Because of publication schedules, an introduction like this for the Religious Educator is written months in advance of the issue appearing in print. Normally, that would not be a problem, as academic life typically has a predictable rhythm. But as all are keenly aware, the year 2020 has broken the pattern. “A virus 1,000 times smaller than a grain of sand,” remarked Elder Jeffrey R. Holland in the April 2020 general conference, has brought “entire populations and global economies to their knees.” Sadly, for those who love teaching, this has created empty classrooms. As scientists scramble for solutions to the COVID-19 pandemic, I find myself eager for 2020 to end, even though it is only July.
With that hope for a new year, we turn our attention to the contents of this issue. Readers will note a heavy emphasis on Restoration history and doctrine. This is by design.
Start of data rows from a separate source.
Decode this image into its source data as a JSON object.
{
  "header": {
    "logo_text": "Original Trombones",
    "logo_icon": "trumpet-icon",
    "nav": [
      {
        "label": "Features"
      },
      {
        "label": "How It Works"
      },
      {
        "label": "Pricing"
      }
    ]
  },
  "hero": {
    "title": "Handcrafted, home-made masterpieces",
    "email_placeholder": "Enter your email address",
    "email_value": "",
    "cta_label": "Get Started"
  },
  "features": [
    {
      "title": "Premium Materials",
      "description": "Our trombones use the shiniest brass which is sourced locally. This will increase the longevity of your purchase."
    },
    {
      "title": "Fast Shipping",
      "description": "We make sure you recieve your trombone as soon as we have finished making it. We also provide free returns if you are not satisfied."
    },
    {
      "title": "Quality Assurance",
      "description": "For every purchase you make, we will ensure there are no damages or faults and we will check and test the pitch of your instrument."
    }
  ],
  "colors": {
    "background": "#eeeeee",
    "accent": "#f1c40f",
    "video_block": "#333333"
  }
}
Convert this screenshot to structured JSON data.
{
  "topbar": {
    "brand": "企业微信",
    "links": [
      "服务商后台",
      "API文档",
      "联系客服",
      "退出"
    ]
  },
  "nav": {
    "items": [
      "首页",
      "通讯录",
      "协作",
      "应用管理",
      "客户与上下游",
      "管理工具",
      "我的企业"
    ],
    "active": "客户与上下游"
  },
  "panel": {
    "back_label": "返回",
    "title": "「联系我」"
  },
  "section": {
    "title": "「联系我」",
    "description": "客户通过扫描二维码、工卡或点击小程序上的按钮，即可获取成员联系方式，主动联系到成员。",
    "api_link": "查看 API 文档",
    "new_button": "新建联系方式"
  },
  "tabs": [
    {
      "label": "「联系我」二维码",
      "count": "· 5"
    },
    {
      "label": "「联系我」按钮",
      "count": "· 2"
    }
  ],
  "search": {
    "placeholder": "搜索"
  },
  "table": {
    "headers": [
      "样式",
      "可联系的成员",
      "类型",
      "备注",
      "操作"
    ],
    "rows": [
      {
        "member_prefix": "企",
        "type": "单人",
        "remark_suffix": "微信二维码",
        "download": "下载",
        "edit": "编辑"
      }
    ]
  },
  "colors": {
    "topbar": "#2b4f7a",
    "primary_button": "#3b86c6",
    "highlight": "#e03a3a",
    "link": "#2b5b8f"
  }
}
Not only does this coincide with President Nelson’s declaring 2020 a “bicentennial year” to commemorate “the very foundations of the restored gospel,” it prepares for seminary and Come, Follow Me study of Doctrine and Covenants and Church history in 2021. Articles explore how to use recent historical sources in the classroom, Church history episodes like the translation of the Book of Abraham and Joseph Smith’s presidential campaign, and doctrinal themes such as God’s interactions with and love for his children. In a timely message, Elder Bruce C. Hafen headlines the issue, sharing thoughts on how to help students struggling with doubt and uncertainty, something many have confronted over the past several months.
We continue to pray for safety for our readers and, through this collection, enhanced appreciation for the beauty of the Restoration.
Scott C. Esplin
Editor in Chief